To be eligible for the site-level certification, the following must be in place:

  • A functioning safety management program
  • Documented safety meetings
  • Attendance from the organization at a recognized safety conference in 2017

The organizations that qualified and received their certification are:

  • Le groupe pétrolier Harnois
  • Dowler Karn Ltd
  • McDougall Energy

As a result of qualifying as an organization, the following nominated individuals received the Esso 3-Star Safety award:

Neil Flegel, General Manager Operations, Dowler Karn Ltd.

Neil has played a key role in introducing Dowler Karn to safety initiatives and organizations. He has worked to ensure safety of staff and customers and recently spent numerous days on trucks to experience drivers’ daily challenges; identifying concerns and implementing changes to protect workers. He is currently working on a Driver Reward Program. He has also been very involved with outside organizations to bring safety to the public.

To quote Neil: (Safety) training is considered an essential success factor and will continue on a regular basis.

Richard Masse, Driver Sault Ste. Marie Operations, McDougall Energy

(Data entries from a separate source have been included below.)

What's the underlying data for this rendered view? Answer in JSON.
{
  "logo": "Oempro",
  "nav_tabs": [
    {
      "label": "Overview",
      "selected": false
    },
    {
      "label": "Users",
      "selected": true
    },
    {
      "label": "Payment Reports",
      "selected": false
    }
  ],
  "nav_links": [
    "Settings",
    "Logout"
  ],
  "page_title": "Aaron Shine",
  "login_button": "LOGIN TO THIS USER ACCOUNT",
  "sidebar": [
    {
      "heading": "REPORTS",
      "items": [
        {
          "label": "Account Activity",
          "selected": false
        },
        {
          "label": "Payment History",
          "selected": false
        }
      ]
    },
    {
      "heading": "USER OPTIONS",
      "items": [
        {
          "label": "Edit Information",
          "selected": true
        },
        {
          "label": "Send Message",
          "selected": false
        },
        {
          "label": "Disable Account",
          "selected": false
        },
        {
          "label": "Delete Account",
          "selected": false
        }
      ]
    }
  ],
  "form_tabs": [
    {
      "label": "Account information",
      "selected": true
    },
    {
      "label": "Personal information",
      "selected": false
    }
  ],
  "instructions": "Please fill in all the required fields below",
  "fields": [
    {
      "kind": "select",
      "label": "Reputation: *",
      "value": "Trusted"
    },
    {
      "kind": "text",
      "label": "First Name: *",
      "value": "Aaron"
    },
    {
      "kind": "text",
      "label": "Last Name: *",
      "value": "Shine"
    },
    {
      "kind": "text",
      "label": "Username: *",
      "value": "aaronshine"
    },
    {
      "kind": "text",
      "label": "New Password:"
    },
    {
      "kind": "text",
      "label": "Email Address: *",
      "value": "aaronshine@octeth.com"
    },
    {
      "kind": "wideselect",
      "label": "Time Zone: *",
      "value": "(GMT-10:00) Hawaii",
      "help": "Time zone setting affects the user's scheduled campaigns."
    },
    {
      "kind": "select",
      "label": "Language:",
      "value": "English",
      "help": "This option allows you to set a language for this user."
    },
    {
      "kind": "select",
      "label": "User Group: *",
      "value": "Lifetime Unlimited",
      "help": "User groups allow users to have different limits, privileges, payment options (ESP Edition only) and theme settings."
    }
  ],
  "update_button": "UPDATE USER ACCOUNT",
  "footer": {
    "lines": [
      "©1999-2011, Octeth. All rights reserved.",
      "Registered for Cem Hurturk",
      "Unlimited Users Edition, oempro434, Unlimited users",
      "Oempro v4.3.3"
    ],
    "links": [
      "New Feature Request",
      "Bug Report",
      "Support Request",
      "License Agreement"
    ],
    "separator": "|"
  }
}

Richard has had a near flawless 15 year safety-minded career with McDougall Energy. He applies Stop, Think & Act naturally – resulting in consistently high performance in following operating procedures and scoring extremely well during job observations. When others speak of him the following quotes were used: “No detail is left undone when it comes to safety”; “Richard works in a safe manner and leads by example!“ A retail site manager at McDougall adds, “Richard always follows the proper procedures for off-loading fuel and never misses a step, right down to placing the safety pylons to block off the area in which he is working.  Richard ensures that he leaves the delivery site in the same condition as when he arrived or better if any hazards were identified and rectified.”

Richard Royal, Corporate Driver training and Development Manager
McDougall Energy

 Richard is a leader in the Job Observation Program, and leads the charge in conducting JO’s in the field. As a driver trainer, he has worked with or trained over 170 drivers since 2015 to ensure everyone undergoes comprehensive training before they get on the road. He is quick to point out when something looks wrong or questionable and is known to always ask “What could go wrong?”. He has been a leader in the development and implementation of standard operating procedures within McDougall Energy.

I trust Richard’s expertise to start all our new drivers on the right foot and I couldn’t imagine trusting anyone else with such an important and challenging task. Richard’s 3 stars are always in display: knowledge, professionalism and charisma!” Ryab Saari, Corporate Distribution Manager, McDougall Energy

Congratulations to the Resellers and our new 3-Star Safety individual winners on this accomplishment.